Ultra-durable, flame-resistant, and fade-resistant, fiberglass wallpaper is often found in commercial settings. It will hold up well to scrubbing and repeated exposure to moisture.
Part of the latest trend in wallpapers, nonwoven papers are a blend of synthetic and natural fibers similar in production to coffee filters. While they are tear-resistant and allow walls to breathe, they are non-washable and stains are extremely difficult to remove.
Traditional, Foil, and Flocked Paper
Made of cellulose fibers, traditional wallpaper can be single or double-layered. It is affordable and readily available but it tears easily and will not stand up well to moisture or most cleaning products. Foil and flocked papers have cellulose foundations with a thin layer of metallic foil or a velvet-like fiber applied to the paper.
Natural Grasses and Bamboo
Made from natural components like jute, sisal, hemp or reeds, grasscloth is woven and highly textured. Bamboo wallpaper is handcrafted from natural bamboo that is glued to a paper backing. Neither will stand up to water or traditional cleaning products.
What You Need
- Dishwashing liquid
- Cornstarch (optional)
- Plastic wrap (optional)
- Distilled white vinegar (optional)
- Paper towels (optional)
- Chlorine bleach (optional)
- Cotton swabs (optional)
- Long-handled microfiber duster or vacuum with an upholstery attachment

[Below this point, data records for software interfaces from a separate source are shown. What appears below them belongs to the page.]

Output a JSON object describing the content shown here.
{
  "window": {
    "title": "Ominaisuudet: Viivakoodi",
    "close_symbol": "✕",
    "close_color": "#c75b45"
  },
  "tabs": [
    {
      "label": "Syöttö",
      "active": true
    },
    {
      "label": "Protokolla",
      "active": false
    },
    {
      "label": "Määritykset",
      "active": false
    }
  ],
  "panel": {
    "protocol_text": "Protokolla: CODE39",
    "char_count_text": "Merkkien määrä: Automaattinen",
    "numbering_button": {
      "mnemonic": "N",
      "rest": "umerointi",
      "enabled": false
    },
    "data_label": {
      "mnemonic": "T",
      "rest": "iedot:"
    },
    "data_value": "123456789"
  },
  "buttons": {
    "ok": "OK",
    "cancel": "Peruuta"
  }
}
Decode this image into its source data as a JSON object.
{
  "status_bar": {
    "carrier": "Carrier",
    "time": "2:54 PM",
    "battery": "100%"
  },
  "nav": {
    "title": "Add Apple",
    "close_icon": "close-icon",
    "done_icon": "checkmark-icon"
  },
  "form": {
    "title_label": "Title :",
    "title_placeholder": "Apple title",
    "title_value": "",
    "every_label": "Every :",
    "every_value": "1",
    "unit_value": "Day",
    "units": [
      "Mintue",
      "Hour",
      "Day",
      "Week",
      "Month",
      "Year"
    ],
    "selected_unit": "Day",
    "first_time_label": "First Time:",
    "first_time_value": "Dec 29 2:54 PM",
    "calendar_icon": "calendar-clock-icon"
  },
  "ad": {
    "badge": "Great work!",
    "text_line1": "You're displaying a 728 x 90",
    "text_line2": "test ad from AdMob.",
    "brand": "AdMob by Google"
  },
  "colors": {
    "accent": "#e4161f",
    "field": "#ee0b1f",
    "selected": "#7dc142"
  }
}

- Microfiber cloth
- Gum eraser (optional)
- Dull-edged knife
- Iron (optional)
Remove Surface Dust
Every type of wallpaper should be dusted monthly with a microfiber duster or vacuumed with the upholstery brush attachment to remove cobwebs, dust, and loose soil. Begin at the top of the wall and move down in long, smooth strokes.
Mix the Cleaning Solution

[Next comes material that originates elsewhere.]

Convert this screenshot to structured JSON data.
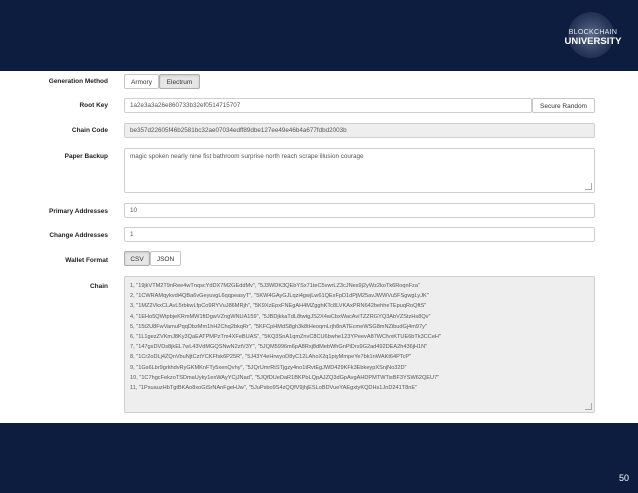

To clean washable vinyl and fiberglass wallpaper, mix two tablespoons of dishwashing liquid with one gallon of warm water in a bucket. Stir well to disperse the soap.
Wipe Down the Walls
Dip a soft sponge into the cleaning solution and wring it out until it is only slightly damp. Begin at the top of the wall and work down in even sections. This will catch any dirty drips that may occur. Try not to over-saturate the wallpaper or scrub too vigorously.
Dry the Wallpaper
Allow the wallpaper to air-dry or use a microfiber cloth to hand dry the walls.
Inspect for Stains
After the walls are dry, inspect the wallpaper for specific stains and heavily soiled areas. The most susceptible areas are around light switch plates, behind sinks, and areas that a child can reach with a crayon.
Remove Scuffs, Dirt, and Fingerprints
Use an art gum eraser to gently rub away the scuffs, soil, and fingerprints. This method can be used on all types of wallpaper. On vinyl and fiberglass papers, use a dot of dishwashing liquid on a wet sponge to wipe away the smudges. Rinse the area with a clean sponge dipped in plain water and wrung until just slightly damp.
Remove Grease Spots
Apply a liberal amount of cornstarch to a square of plastic food wrap. Attach the wrap to the wallpaper over the grease stain and allow the cornstarch to absorb the oil for at least 24 hours. Remove and brush away the cornstarch with a soft cloth. Repeat if needed.
For grease stains on vinyl or fiberglass wallpaper, mix one-half cup of distilled white vinegar with one cup of warm water. Dip a sponge in this solution and apply it to the stained area. Towel dry and repeat if needed.
Remove Crayon Marks
Use a dull-edged knife or the edge of a credit card to gently scrape away excess crayon wax. Place several layers of white paper towels over the marks and press with an iron (no steam) on the lowest setting. The wax will transfer to the paper towels. Repeat with clean towels for each mark.
Remove Mildew Stains
For mildew stains on vinyl or fiberglass papers, mix a solution of one-fourth cup chlorine bleach and one cup of water. Using a sponge or cotton swabs, dab the solution on the mildew stains. Let work for five minutes and then wipe away with a sponge dipped in plain water. Repeat as needed.